WORK TO COMPLETE
Look below for lines that hold the string "Company" and copy each one.

Entries taken from a collection
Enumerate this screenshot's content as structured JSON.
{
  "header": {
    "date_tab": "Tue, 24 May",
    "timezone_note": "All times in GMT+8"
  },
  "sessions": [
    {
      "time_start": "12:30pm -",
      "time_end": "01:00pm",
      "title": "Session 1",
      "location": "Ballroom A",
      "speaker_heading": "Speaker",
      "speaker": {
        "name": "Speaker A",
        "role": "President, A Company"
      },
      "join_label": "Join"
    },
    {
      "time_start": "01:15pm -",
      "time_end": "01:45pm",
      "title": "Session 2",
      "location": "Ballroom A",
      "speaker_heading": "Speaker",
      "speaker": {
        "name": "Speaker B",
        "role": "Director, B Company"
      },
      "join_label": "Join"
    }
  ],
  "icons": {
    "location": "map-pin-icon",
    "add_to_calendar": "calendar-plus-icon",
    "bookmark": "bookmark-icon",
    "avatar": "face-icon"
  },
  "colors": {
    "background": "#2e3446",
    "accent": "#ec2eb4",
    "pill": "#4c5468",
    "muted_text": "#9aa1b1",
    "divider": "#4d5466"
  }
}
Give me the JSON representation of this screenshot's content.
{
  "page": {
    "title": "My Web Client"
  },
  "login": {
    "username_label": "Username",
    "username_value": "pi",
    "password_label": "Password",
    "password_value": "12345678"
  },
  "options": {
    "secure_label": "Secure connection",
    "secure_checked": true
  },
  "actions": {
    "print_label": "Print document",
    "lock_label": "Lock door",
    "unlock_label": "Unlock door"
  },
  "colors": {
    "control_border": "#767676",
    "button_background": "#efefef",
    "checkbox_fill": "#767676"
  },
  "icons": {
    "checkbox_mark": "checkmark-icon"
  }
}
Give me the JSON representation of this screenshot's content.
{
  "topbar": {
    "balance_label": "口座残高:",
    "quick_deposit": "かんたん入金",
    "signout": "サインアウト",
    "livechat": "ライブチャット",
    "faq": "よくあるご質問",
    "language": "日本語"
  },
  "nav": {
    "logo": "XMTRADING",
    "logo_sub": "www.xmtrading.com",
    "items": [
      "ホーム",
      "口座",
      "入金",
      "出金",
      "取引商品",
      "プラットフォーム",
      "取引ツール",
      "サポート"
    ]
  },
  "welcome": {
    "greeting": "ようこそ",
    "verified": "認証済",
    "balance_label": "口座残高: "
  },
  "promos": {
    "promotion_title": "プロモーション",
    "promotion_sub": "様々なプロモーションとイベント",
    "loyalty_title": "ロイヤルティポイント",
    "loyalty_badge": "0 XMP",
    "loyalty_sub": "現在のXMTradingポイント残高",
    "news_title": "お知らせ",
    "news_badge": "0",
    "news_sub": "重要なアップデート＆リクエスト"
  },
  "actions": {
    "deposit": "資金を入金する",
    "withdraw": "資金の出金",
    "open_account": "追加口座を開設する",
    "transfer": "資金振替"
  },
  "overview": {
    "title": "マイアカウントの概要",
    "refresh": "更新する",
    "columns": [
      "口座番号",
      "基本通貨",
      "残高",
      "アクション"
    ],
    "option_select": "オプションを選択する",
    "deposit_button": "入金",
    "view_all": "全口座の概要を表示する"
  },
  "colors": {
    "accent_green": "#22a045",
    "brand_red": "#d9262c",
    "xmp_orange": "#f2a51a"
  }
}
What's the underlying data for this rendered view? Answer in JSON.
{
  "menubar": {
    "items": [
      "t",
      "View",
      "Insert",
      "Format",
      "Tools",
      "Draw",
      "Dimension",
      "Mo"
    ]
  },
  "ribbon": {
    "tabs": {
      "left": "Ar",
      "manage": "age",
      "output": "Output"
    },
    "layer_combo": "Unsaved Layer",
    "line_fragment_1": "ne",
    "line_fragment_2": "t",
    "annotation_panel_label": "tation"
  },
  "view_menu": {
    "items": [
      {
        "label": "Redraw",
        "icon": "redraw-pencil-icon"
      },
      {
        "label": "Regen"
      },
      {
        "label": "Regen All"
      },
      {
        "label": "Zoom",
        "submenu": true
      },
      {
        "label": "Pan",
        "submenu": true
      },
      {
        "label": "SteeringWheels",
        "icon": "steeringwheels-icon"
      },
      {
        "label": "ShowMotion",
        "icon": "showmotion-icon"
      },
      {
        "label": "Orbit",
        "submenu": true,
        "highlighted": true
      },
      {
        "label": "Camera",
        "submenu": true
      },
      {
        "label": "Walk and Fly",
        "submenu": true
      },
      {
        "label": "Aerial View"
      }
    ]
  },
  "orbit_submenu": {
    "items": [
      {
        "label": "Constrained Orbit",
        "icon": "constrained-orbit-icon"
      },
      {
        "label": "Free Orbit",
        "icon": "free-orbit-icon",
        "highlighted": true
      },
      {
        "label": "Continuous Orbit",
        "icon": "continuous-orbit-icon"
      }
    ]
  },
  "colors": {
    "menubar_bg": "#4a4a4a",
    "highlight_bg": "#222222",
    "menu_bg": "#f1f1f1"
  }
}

THE ANSWER
        "role": "President, A Company"
        "role": "Director, B Company"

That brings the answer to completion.